Just 10 days into 2014, I’ve received at least three emails from companies announcing they’ve launched new websites. There must be something about a new year that sees us dusting off our old image and starting afresh, brimming with resolutions, and it’s no less a trend in the corporate world.
As someone involved in website build on a daily basis, I tend to click, or more likely swipe through curious to see whether companies’ new web presences deliver on promise – that’s if they have bothered to think about promise at all. Typically, I find the new site fails to offer the user/customer anything of substance over and above what was available on its earlier incarnation.
Being ubiquitous on mobile devices is neither ‘new’ nor news
Not one of the new websites I browsed did anything remarkably different from the firms’ old ones, yet I hazard a guess internal teams and external-hire web agencies spent anywhere between two to six months from plan to launch of these new sites. Colours and navigation had shifted around; generally typefaces had become larger (great for those needing readers) and I found more white backgrounds and upfront social media calls to action. No doubt Medium, with its emphasis on back to the basics of blogging (words, sense, usability) is having some influence.
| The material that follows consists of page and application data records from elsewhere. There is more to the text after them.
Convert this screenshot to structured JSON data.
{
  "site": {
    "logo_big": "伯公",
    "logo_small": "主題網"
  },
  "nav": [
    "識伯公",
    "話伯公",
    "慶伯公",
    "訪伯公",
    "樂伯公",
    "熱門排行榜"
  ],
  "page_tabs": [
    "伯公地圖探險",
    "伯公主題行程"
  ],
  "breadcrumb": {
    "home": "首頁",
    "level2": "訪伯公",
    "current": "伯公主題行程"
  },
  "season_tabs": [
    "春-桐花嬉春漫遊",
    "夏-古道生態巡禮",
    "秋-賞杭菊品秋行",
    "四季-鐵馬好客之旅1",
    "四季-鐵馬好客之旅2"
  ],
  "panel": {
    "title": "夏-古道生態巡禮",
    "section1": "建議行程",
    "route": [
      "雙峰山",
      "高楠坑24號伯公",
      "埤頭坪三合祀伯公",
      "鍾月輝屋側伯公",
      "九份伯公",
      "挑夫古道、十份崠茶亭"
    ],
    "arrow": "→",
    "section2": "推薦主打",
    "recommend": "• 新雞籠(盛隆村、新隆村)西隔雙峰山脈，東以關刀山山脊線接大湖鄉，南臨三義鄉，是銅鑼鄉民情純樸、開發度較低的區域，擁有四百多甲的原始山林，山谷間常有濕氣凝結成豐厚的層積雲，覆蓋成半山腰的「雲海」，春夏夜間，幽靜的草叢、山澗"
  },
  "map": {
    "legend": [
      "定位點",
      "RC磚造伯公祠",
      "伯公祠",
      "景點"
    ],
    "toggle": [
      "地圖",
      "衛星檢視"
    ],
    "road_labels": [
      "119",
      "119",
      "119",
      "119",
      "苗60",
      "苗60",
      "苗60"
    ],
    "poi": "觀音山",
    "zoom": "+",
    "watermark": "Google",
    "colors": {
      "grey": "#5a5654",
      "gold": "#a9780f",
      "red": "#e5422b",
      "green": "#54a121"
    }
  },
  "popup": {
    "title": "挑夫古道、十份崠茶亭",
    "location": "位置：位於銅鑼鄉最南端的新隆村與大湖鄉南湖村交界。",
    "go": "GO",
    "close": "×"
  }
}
The other discernible upgrades lay in the websites’ optimisation for mobile devices.
So what’s new Pussycat?
Now that I am able to access these firms’ websites wherever , whenever and through whatever device, what more could I achieve on them? The answer in the case of the three I visited this week is very little. The emails tended to give me their version of what I am supposed to find and be amazed by. But, let’s face it, usability across platforms should be the norm now, in 2014; industry standard in fact. So announcing their mobile ubiquity was a ‘yawn’ factor. If your customers are hanging out on mobile devices, it’s plain obvious you need to be there, if you aren’t already. Way back, the adage was ‘build it and they will come’; now it’s ‘make it mobile and they’ll quick march to you’?
Reward customers if you solicit help
Several solicited my feedback to help them massage their new sites further to meet my needs. What I was missing were features of real value to me in my transactions with them. At the very least some thanks for my loyalty or a carrot for my input in critiquing their sites (my time, for free!). In the case above, the ‘here’ link took me to their regular contact form with open text box, not even a short questionnaire. I wonder just how many folk bothered to respond to that solicitation?
Stop thinking about your beautiful new website and start thinking about your customers’ behaviour on your website
You’ve launched a new website, but do I really care? The best analogy I can give is the time I looked through my aunt’s 200 or so photos of her trip to the Antarctic; think penguins upon penguins. The photos had meaning to her, but were deathly boring to me. I wasn’t with her on her journey and neither were your site users or customers on your new website journey. They just aren’t as excited as you, so choose your words and calls to action carefully on that email announcement.
Your new web presence may have cost blood, sweat and tears, but bear in mind that unless you can tempt me with features of real value over and above which platforms you’re on, think twice before winging out a plain vanilla ‘broadcasting’ PR email; that’s so last year.